Top of Supplied entries
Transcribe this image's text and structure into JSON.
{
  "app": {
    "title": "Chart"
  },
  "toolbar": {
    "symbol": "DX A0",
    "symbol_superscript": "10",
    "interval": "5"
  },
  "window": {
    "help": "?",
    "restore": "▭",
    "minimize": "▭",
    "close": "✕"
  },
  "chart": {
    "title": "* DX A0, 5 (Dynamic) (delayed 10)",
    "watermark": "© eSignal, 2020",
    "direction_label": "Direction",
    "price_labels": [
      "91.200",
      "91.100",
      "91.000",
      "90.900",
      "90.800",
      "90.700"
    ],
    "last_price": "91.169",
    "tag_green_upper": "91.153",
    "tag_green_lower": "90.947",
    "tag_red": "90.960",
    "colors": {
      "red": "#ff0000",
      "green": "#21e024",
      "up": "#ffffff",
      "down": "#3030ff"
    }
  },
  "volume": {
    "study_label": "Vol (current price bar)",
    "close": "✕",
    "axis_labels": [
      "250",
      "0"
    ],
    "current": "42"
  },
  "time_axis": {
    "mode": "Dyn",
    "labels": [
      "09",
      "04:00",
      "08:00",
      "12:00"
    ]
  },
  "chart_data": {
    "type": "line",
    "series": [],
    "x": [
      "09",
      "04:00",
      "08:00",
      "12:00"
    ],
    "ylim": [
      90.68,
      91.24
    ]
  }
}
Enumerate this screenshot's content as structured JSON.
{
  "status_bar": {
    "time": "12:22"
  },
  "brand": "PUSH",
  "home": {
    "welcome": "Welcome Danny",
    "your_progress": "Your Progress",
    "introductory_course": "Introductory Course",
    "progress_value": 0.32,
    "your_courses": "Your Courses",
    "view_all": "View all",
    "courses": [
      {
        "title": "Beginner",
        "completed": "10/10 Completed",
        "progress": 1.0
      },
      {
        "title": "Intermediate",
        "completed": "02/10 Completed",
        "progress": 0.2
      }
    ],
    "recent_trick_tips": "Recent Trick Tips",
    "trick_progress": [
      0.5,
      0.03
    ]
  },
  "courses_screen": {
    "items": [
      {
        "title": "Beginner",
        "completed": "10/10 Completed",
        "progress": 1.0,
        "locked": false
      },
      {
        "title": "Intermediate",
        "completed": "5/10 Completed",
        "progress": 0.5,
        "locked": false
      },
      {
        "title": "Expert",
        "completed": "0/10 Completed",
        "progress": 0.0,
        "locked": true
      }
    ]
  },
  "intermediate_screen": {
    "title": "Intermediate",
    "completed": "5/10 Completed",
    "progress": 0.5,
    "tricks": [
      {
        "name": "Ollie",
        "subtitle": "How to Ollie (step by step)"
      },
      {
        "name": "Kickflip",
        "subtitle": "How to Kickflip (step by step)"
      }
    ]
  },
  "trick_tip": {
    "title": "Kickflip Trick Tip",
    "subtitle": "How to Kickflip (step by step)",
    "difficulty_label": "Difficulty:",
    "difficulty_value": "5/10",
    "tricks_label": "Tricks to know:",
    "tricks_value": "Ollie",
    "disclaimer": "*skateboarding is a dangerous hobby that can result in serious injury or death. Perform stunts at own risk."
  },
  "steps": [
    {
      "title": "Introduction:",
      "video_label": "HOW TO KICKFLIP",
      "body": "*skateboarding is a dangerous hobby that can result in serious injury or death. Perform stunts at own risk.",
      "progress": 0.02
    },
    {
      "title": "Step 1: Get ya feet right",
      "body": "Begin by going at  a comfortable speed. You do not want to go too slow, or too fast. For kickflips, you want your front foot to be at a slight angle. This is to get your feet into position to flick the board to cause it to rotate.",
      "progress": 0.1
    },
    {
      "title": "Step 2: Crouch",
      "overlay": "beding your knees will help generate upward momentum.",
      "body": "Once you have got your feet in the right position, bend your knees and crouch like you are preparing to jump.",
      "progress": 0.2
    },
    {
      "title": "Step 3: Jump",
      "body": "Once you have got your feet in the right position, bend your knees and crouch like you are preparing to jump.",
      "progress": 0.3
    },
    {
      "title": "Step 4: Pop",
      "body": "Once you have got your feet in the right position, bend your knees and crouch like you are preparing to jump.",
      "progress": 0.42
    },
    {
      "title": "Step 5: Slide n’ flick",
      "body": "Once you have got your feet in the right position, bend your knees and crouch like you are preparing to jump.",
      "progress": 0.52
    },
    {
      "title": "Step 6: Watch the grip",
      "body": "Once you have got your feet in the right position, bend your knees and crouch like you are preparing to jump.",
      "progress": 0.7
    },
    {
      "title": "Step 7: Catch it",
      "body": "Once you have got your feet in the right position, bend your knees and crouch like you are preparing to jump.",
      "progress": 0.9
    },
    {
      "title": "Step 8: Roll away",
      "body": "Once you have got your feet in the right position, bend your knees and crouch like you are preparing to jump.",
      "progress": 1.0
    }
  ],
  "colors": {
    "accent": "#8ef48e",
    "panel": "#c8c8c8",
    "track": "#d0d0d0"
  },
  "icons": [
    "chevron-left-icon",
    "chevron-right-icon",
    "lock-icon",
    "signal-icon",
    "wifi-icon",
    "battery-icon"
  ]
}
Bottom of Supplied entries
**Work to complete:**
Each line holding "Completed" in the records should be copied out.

**Solution below:**
        "completed": "10/10 Completed",
        "completed": "02/10 Completed",
        "completed": "10/10 Completed",
        "completed": "5/10 Completed",
        "completed": "0/10 Completed",
    "completed": "5/10 Completed",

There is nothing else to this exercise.